§ WORK TASK
"aplicación" is the word to look for; say how many lines of the listing below contain it, and nothing else.

§ INPUT FOR THIS TASK
<<<<
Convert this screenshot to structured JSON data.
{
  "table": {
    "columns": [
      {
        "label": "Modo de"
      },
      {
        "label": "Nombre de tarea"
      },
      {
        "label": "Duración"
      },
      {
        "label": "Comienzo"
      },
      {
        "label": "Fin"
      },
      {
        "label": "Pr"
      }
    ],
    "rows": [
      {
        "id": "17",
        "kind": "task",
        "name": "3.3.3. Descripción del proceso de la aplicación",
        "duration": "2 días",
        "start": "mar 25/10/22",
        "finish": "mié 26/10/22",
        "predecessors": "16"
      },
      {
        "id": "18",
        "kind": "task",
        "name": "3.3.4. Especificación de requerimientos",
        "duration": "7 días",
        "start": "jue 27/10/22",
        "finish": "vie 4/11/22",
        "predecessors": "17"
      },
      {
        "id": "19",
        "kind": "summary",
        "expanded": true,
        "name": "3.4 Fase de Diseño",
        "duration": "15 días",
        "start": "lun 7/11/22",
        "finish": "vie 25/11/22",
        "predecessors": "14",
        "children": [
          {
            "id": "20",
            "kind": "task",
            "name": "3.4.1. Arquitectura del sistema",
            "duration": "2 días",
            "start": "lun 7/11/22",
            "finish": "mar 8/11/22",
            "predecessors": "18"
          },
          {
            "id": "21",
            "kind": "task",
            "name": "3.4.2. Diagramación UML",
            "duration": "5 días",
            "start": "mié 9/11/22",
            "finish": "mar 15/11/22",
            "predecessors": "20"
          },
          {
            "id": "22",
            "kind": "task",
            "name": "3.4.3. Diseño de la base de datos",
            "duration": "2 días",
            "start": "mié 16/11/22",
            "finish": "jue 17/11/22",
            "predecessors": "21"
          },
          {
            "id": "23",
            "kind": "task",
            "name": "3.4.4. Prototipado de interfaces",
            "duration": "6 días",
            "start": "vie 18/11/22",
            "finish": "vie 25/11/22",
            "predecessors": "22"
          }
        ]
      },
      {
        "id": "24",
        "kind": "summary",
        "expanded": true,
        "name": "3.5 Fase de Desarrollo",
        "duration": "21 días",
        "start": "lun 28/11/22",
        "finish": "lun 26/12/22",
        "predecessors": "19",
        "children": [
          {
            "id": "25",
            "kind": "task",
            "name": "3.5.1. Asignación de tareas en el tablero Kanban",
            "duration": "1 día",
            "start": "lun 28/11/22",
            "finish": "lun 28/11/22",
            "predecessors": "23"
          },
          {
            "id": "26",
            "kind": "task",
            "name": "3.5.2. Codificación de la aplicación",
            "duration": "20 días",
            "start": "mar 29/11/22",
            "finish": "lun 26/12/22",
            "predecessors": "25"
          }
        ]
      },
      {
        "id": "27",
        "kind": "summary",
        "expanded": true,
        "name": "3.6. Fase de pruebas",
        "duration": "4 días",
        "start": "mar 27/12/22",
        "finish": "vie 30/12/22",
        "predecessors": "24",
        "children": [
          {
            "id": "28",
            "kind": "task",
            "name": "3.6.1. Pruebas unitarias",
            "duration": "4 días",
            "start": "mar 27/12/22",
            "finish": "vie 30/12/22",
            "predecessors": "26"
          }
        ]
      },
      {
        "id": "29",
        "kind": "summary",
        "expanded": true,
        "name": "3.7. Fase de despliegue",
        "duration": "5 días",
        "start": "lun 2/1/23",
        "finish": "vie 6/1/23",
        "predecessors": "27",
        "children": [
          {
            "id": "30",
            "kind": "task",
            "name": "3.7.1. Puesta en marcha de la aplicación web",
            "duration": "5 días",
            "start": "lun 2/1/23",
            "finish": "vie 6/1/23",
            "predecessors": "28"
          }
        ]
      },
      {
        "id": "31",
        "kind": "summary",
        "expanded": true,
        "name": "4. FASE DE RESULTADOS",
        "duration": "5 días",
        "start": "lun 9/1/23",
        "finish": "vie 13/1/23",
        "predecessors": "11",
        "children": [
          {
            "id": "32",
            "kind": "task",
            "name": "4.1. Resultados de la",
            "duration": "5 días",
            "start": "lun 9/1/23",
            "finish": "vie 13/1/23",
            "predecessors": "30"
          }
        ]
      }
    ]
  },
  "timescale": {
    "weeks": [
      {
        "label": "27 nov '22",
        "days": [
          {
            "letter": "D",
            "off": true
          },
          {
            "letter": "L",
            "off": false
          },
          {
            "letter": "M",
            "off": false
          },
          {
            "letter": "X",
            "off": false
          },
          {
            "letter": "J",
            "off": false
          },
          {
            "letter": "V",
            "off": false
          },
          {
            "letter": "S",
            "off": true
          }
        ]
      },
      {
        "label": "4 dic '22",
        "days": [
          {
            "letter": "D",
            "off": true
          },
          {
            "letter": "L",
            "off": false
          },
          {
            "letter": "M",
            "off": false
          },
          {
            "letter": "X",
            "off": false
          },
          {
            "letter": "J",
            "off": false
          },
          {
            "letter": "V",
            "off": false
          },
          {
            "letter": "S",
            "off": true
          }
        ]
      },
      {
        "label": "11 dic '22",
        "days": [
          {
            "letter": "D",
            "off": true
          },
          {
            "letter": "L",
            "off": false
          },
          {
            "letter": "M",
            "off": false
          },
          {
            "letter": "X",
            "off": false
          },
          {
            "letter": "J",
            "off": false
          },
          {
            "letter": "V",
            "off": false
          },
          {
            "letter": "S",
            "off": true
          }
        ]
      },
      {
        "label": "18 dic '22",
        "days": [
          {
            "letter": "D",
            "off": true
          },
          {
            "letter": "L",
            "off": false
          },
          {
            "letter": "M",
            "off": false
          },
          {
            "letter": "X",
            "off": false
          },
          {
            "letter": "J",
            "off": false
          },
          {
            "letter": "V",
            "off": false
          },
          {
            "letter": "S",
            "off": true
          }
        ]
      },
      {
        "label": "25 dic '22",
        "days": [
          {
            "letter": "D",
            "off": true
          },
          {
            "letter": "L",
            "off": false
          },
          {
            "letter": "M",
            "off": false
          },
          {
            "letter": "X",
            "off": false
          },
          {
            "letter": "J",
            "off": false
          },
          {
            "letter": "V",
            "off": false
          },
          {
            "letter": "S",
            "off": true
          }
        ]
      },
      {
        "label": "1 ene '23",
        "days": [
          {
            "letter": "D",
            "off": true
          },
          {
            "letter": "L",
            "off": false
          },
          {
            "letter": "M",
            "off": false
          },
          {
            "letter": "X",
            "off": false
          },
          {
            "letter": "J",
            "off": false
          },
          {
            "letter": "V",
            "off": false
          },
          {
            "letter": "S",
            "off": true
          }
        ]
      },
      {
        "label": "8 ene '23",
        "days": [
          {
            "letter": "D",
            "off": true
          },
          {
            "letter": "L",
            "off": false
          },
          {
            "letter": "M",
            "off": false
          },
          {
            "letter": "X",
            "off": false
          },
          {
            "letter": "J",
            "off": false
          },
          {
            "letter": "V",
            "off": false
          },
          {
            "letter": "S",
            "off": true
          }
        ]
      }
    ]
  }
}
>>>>
§ EXERCISE SOLUTION
3